6. Will it be easier than existing solutions? Similar to #5 above but a bit less important perhaps. People may trade higher pain for lower cost but it depends on the degree of added pain and the resulting savings. The safest thing is to come up with something cheaper and easier.
7. How does it make money? Very important unless you are in the business of building databases that you can later monetize. Explain how you are planning to make money. Of course, keep it realistic by making sure that: a) whomever will be paying is willing to pay; and b) the price point makes sense.

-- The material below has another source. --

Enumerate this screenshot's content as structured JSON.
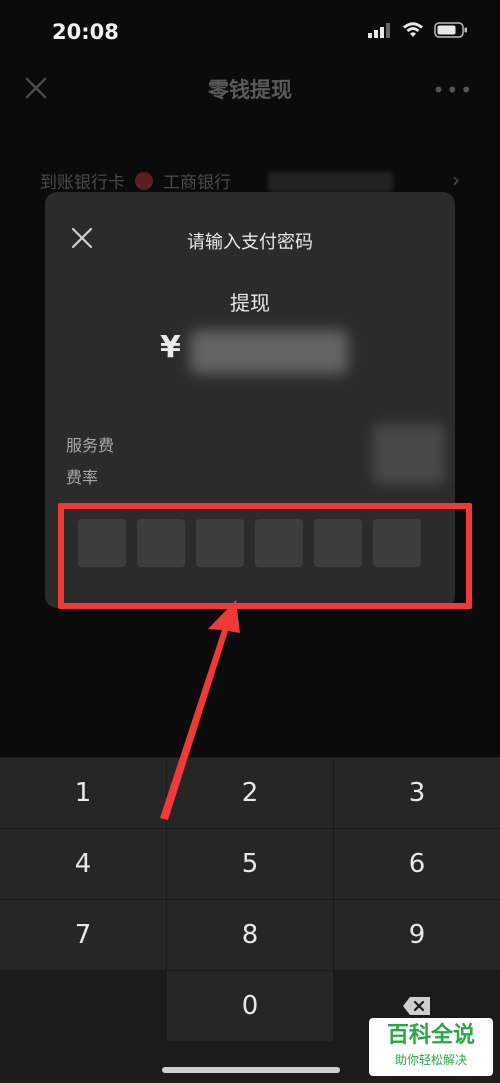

8. Does your idea disrupt an established supply chain or model? Uber disrupted the taxicab business. Airbnb is disrupting temporary accommodation. Email disrupted the postal service. Is your idea disrupting an established industry? Which one? When disrupting established models you could be faced with litigation and other setbacks. Be sure you are ready to deal with this with enough money and lawyers.
9. Is this a regulated sector or industry? Regulated industries are tougher to get into. This is why MOOCS are having a hard time disrupting education, 23andMe is having a hell of a time dealing with the FDA and healthcare disruption is only happening on the fringes, closer to fitness than medicine. If you’re trying to disrupt regulated industries, arm yourself with patience, lawyers and enough money for a long runway.
10 . What is the total size of the market? Unless you can get celebrity endorsements or bloggers to talk about you, it will take time for your idea to penetrate a small portion of the market. Make sure that the total possible revenue you can expect to make is big enough to make things interesting even when you only own 1% of the total market.
11. How would you let people know about the new offering? “Build it and they will come” is not only oblivious and naïve, but it’s a detrimental to say the least. Be realistic about what you are going to do to let people know about your shiny new thing. This is your marketing strategy.
12. What other advantages do you have? Are there other advantages you have that would make you a better provider of your idea? For example, do you have experience in the field you are trying to play? Do you have any special knowledge that is hard for others to obtain? In this particular point, keep in mind that knowledge can be acquired (or hired) but direct experience or connections are harder to replicate.
(Photo by Melanie Jacques www.melaniejacques.com)